Friday, October 17, 2008

Charitable and political giving

I published this paragraph as a bit of an afterthought on Thursday's post. Thought I'd pull it out and let it stand on its own -

Here's another thought I've been noodling on for a while. I've given more money to political campaigns this year than I ever have before. Judging by the size of the funds raised through primaries and general elections, I'm not alone. Lots more people have been giving money to candidates (and propositions, initiatives, etc) than ever before. What will be the impact of all this political giving on people's budgets for year-end giving? I don't know the answer to this question and we may not know until well after the election and after Giving Season. My hunch is that, as our wallets have grown thinner in recent months and our anxiety has increased, the "average" person's budget for year-end giving is going to move in the same direction as their budget for holiday shopping - down. Consumer companies and investors are planning on lower spending. Nonprofits are girding for it. Some research says this isn't the case. But that research was done in July 2008, back when folks had jobs, some had 401K plans, investment banks still existed, and banks themselves were independent. Now more than ever we will be making decisions about where and how to allocate our dollars and what lever - charitable, political, investment - will make the change we seek.


Anonymous said...

Lucy, I agree completely. I think the economy, stock market and exhaustion (literal and financial) from political giving have the potential to create the "perfect storm" for charitable organizations. We're thinking about this here at the Arcus Foundation and talking about getting some real data from our grantees after the end year fundraising figures are in to assess the impact and the extent to which we need to come forward with emergency, general op funds. I'd hate to see our people hampered just at the time when a new federal administration could make a lot of things possible if the right advocacy strategies were able to be executed.

Lucy Bernholz said...

Thanks Cindy - I could not agree more. One of the challenges we all face in philanthropy in down times is not backsliding - here's how I have been thinking about this. Imagine you are a donor supporting after-school tutoring programs. Money gets tight. You pull back your giving. Public funds recede. Other donors pull back. The tutoring program cuts spots for kids. The very kids who had been making progress through the tutoring program can no longer get that help. They lose ground academically. In essence, the investments made in that program and in those kids during good times are lost.

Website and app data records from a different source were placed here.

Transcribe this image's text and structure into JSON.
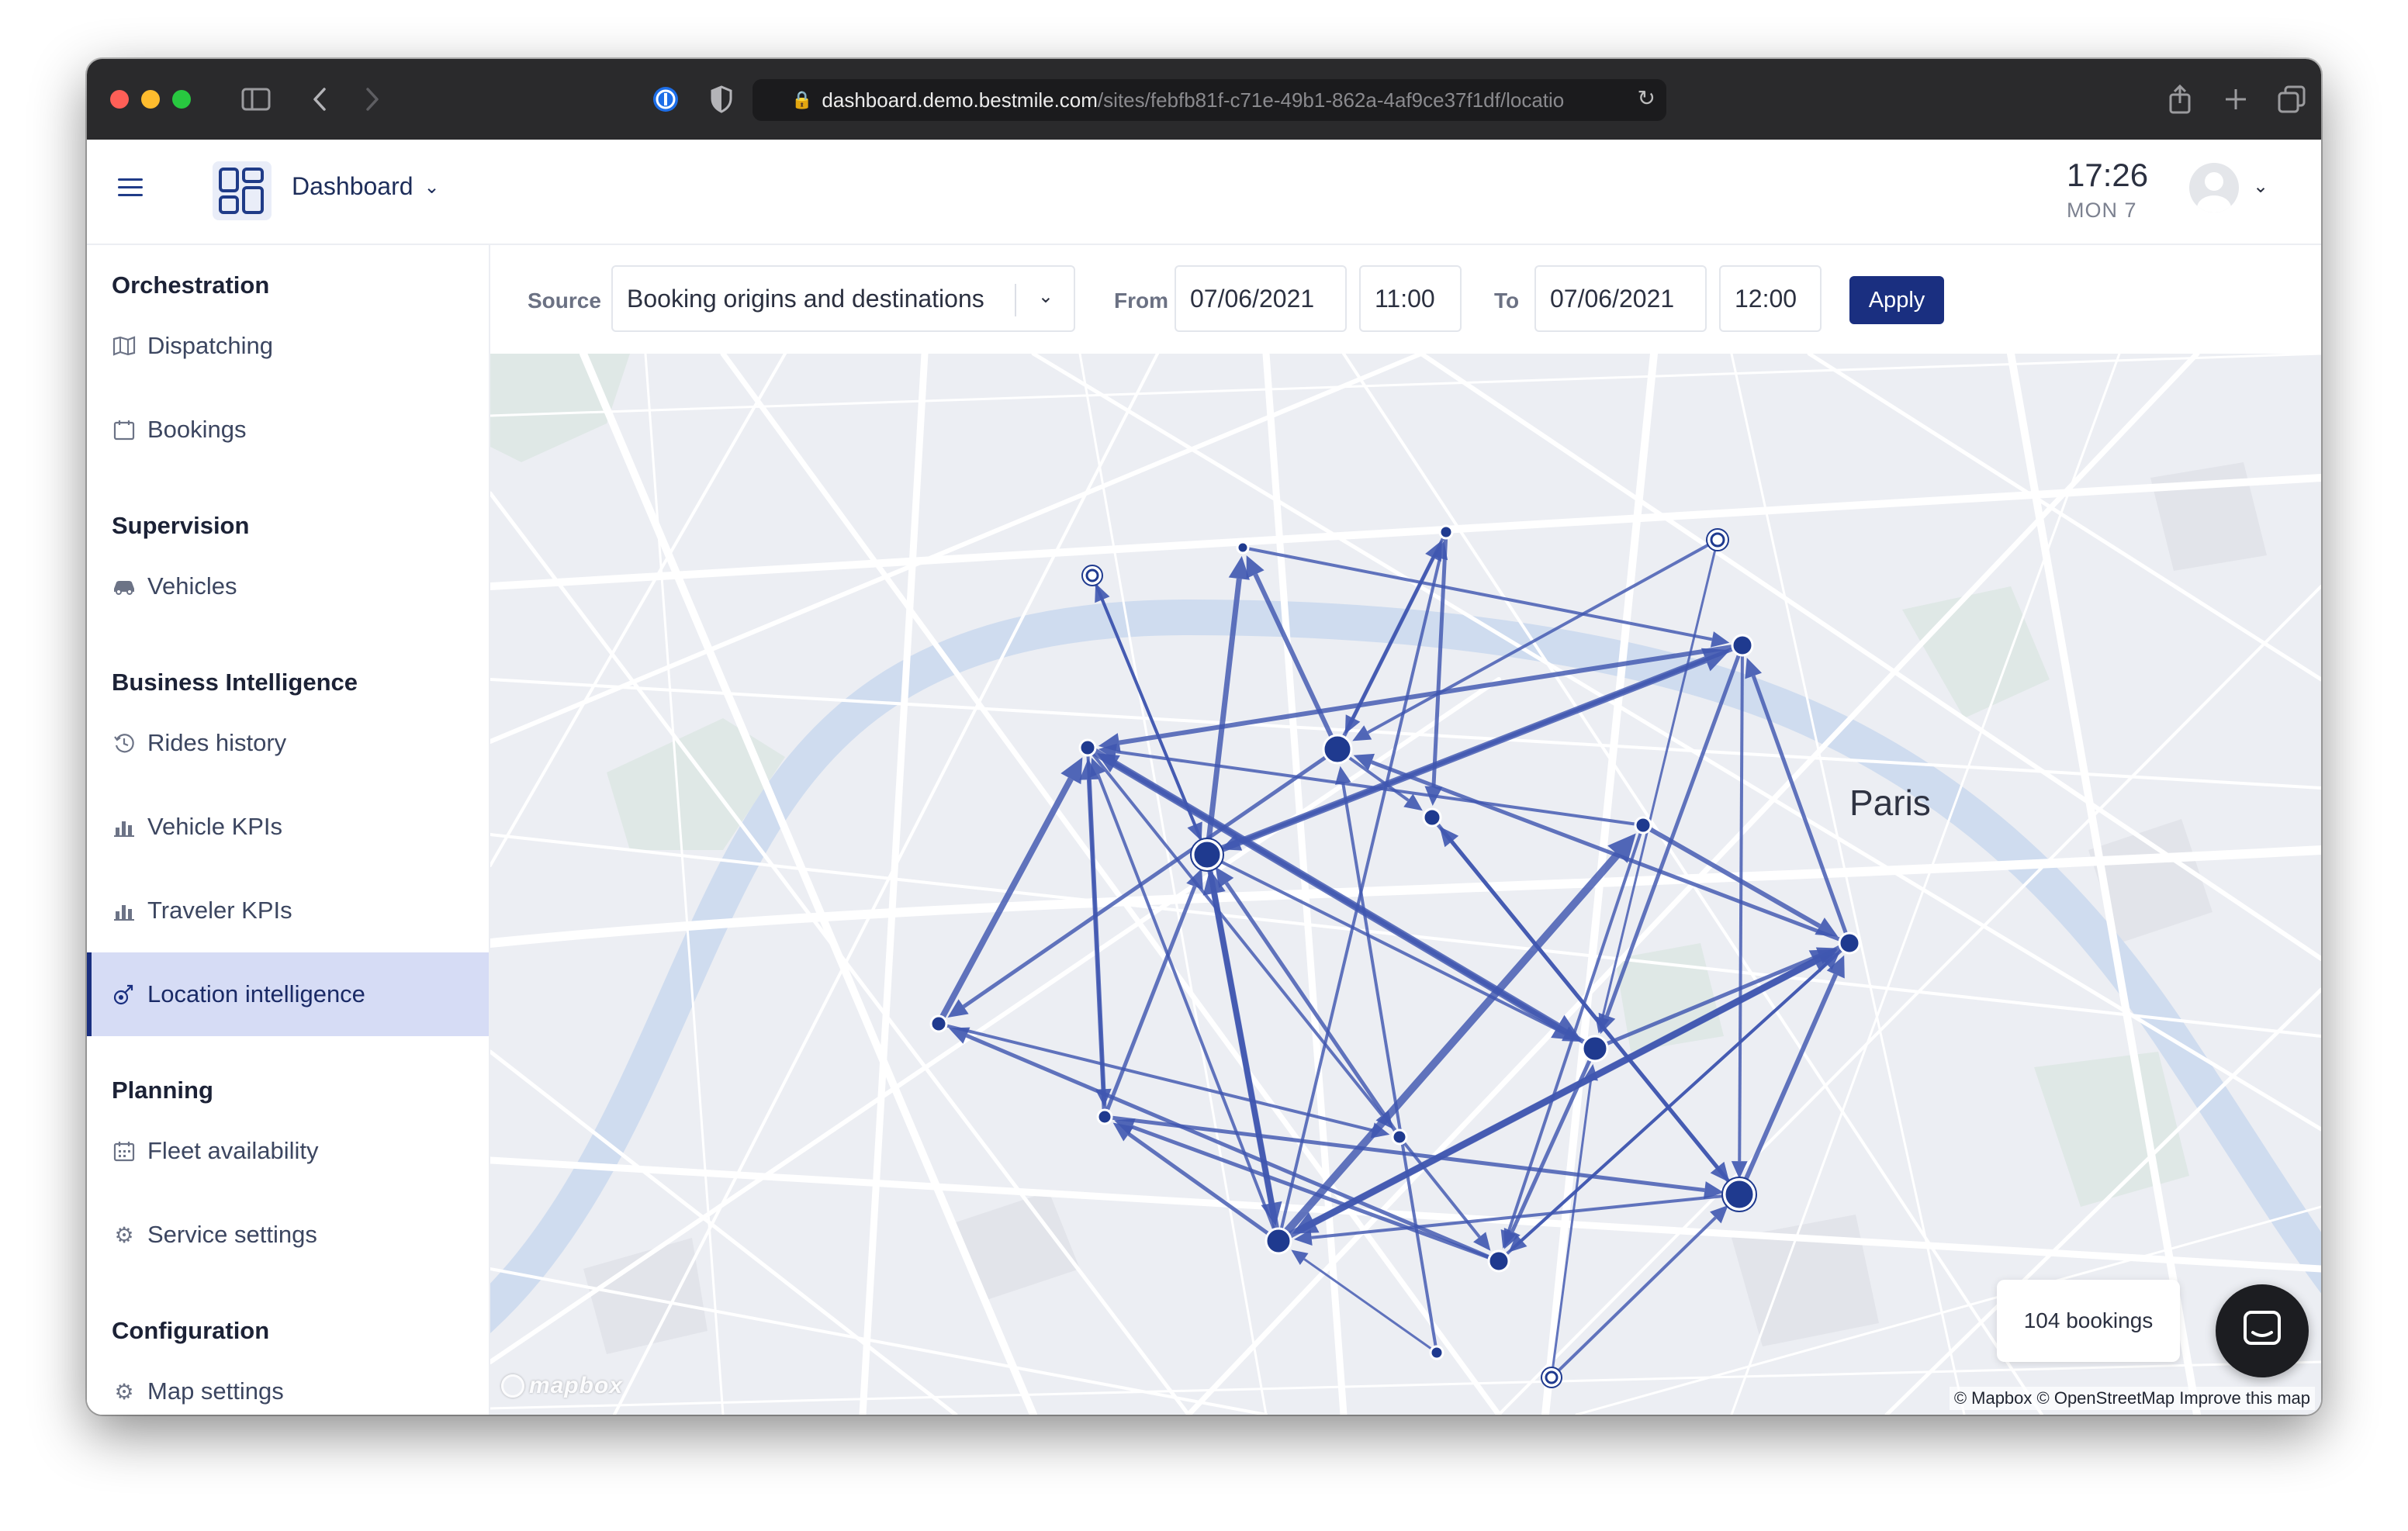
{
  "browser": {
    "url_host": "dashboard.demo.bestmile.com",
    "url_path": "/sites/febfb81f-c71e-49b1-862a-4af9ce37f1df/locatio"
  },
  "header": {
    "app_name": "Dashboard",
    "time": "17:26",
    "date": "MON 7"
  },
  "sidebar": {
    "sections": [
      {
        "title": "Orchestration",
        "items": [
          {
            "label": "Dispatching",
            "icon": "map-icon"
          },
          {
            "label": "Bookings",
            "icon": "calendar-icon"
          }
        ]
      },
      {
        "title": "Supervision",
        "items": [
          {
            "label": "Vehicles",
            "icon": "car-icon"
          }
        ]
      },
      {
        "title": "Business Intelligence",
        "items": [
          {
            "label": "Rides history",
            "icon": "history-icon"
          },
          {
            "label": "Vehicle KPIs",
            "icon": "bar-chart-icon"
          },
          {
            "label": "Traveler KPIs",
            "icon": "bar-chart-icon"
          },
          {
            "label": "Location intelligence",
            "icon": "location-icon",
            "active": true
          }
        ]
      },
      {
        "title": "Planning",
        "items": [
          {
            "label": "Fleet availability",
            "icon": "calendar-grid-icon"
          },
          {
            "label": "Service settings",
            "icon": "gear-icon"
          }
        ]
      },
      {
        "title": "Configuration",
        "items": [
          {
            "label": "Map settings",
            "icon": "gear-icon"
          }
        ]
      }
    ]
  },
  "filters": {
    "source_label": "Source",
    "source_value": "Booking origins and destinations",
    "from_label": "From",
    "from_date": "07/06/2021",
    "from_time": "11:00",
    "to_label": "To",
    "to_date": "07/06/2021",
    "to_time": "12:00",
    "apply_label": "Apply"
  },
  "map": {
    "city_label": "Paris",
    "bookings_count": "104 bookings",
    "mapbox_logo": "mapbox",
    "attribution": "© Mapbox © OpenStreetMap Improve this map",
    "flow_color": "#3f57b0",
    "node_color": "#1f3a8f"
  }
}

Your point about advocacy organizations and infrastructure - given this particular presidential election - is right on. If the support that has built those organizations through the last 8 years erodes now, there will not be the platform/infrastructure from which to move forward come January 20.

Giving in down times - it is a tough set of choices.

Thanks for your comment. I'd love to learn what you learn from your grantees about their end-of-year fundraising.

Anonymous said...

I think you make a good point about political giving, and I hadn't heard it before. I've also given way more money than ever to political candidate, and that had already factored into the amount I decided upon when I was asked for support by an organization with which I've been familiar for a long time but had never personally supported. will be interesting to see what that and the meltdown combined will mean when we sit down to think through the rest of our donations this year.